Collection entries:
↓

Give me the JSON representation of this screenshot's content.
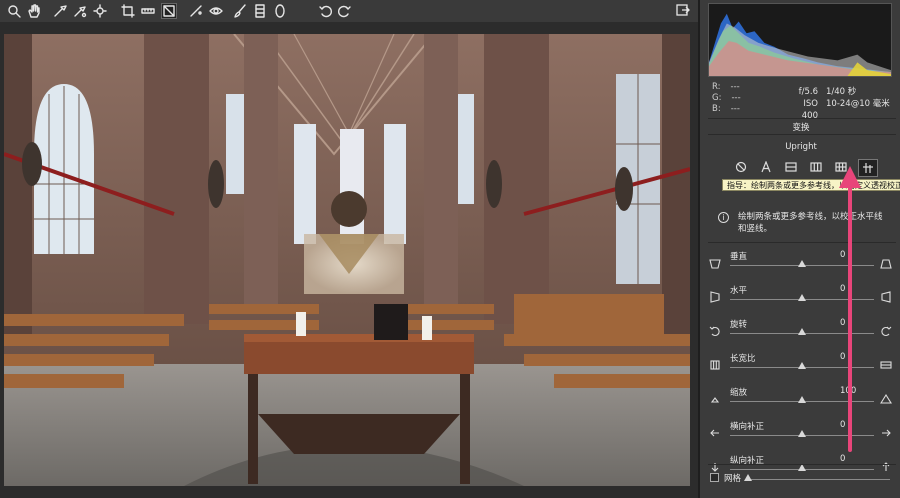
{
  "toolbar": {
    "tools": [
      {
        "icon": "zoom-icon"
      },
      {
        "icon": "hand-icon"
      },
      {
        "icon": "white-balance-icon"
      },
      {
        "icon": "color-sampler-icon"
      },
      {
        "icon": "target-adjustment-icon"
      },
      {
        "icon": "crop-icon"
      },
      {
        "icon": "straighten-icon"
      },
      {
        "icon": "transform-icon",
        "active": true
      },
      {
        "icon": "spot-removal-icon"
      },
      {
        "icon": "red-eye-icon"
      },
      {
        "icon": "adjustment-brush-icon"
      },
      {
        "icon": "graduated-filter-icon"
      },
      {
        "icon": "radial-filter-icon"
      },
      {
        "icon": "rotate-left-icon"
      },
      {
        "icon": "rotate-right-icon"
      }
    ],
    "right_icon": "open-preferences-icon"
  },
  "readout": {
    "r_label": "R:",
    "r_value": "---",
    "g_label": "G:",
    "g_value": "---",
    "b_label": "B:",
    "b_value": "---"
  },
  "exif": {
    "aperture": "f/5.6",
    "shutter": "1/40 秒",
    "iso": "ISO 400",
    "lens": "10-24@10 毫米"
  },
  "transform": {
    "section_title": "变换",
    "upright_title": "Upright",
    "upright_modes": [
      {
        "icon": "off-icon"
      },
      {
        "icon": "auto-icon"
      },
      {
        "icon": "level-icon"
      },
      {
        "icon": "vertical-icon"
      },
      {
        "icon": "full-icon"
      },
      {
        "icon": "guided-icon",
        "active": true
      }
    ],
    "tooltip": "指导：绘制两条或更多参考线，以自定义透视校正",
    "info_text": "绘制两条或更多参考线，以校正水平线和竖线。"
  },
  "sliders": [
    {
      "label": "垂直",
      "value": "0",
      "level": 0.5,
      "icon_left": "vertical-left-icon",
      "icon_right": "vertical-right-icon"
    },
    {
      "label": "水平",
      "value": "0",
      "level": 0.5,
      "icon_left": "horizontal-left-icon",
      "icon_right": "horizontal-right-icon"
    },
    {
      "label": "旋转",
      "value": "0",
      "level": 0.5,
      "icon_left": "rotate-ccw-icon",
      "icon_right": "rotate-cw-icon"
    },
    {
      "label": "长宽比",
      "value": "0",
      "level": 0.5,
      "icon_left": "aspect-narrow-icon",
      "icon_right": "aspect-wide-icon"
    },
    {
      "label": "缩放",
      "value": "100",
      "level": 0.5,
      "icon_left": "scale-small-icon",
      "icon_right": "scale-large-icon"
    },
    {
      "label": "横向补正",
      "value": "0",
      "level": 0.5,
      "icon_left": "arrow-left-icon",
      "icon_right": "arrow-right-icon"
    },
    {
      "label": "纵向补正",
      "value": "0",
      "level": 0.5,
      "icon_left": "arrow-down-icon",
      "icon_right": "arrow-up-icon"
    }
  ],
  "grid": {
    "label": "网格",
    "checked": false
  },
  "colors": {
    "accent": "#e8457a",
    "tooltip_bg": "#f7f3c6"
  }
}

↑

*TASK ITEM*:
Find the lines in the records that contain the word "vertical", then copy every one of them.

*RESPONSE TO THIS EXERCISE*:
        "icon": "vertical-icon"
      "icon_left": "vertical-left-icon",
      "icon_right": "vertical-right-icon"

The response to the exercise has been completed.